> EXERCISE PROMPT
Go line by line through the records below. Copy whichever lines contain the string "level".
Start of DATASET ENTRIES
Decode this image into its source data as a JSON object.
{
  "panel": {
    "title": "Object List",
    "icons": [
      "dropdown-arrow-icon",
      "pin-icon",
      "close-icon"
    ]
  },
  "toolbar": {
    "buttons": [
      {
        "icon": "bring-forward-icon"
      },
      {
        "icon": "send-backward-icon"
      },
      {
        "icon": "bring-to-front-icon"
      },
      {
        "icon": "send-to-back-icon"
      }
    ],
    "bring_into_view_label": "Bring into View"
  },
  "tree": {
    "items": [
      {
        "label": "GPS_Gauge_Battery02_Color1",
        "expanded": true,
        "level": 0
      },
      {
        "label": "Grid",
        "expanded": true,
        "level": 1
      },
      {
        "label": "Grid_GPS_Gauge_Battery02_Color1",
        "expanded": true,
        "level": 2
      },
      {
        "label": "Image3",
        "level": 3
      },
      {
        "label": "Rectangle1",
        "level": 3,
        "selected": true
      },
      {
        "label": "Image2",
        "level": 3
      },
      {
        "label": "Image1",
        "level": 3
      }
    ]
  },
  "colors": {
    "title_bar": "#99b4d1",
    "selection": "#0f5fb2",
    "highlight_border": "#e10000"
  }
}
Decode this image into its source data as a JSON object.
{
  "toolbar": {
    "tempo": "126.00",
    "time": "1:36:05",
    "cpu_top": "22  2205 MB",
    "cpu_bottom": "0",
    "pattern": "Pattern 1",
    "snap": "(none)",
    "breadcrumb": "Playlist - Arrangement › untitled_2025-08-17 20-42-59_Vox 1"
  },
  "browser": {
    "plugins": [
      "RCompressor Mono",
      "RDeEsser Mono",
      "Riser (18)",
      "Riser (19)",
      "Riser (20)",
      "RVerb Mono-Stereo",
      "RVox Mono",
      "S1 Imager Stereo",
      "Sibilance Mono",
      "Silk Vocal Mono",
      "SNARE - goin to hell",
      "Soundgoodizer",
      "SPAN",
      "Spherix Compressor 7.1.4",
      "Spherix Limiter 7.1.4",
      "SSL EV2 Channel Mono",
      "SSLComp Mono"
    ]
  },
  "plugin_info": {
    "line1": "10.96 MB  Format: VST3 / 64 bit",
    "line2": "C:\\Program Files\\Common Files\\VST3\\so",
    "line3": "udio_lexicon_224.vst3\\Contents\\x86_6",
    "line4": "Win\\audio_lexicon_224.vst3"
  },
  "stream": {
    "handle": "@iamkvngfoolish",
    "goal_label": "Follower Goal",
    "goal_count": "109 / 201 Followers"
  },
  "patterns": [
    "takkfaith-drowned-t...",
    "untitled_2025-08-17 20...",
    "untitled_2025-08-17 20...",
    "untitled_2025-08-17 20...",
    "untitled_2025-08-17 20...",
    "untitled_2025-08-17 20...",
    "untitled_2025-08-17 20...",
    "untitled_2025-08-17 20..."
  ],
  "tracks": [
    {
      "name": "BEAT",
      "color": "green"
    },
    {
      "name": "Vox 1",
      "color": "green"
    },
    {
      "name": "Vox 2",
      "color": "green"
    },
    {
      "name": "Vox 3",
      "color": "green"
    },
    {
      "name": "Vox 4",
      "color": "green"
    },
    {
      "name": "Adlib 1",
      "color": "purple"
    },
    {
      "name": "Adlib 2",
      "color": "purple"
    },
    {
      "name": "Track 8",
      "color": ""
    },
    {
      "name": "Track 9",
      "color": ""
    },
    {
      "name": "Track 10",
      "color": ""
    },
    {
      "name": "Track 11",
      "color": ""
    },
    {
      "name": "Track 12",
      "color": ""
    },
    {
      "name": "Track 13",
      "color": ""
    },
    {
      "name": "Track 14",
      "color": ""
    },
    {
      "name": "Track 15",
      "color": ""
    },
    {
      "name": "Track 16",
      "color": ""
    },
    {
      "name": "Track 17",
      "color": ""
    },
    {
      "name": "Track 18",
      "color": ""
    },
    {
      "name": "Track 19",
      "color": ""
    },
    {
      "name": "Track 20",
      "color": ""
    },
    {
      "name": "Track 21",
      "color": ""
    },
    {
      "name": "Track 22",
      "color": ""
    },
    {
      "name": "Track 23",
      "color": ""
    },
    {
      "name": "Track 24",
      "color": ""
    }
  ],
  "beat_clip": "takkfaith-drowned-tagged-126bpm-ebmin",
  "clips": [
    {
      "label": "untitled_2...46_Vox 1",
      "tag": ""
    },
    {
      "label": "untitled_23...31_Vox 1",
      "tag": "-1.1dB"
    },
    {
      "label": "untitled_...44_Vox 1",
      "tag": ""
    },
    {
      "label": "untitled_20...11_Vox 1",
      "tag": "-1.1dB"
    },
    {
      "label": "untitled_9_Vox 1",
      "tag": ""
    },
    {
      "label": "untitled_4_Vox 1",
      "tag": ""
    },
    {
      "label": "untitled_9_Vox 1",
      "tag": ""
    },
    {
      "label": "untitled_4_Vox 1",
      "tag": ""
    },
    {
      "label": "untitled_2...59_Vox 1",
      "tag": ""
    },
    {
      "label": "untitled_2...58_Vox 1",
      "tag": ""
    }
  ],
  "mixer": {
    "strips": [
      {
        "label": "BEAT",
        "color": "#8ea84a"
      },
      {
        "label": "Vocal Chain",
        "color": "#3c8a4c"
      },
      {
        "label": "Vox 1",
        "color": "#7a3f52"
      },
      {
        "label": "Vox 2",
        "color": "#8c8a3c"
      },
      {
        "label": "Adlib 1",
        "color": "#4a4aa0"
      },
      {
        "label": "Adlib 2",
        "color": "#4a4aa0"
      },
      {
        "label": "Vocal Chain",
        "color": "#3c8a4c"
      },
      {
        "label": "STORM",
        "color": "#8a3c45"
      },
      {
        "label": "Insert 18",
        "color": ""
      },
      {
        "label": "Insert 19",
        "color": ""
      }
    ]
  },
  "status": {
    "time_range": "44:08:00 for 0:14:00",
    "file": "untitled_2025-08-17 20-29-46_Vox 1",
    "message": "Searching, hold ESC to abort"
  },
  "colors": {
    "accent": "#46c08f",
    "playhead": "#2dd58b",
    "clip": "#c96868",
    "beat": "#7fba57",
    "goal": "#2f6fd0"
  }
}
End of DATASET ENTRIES
> TASK OUTPUT
        "level": 0
        "level": 1
        "level": 2
        "level": 3
        "level": 3,
        "level": 3
        "level": 3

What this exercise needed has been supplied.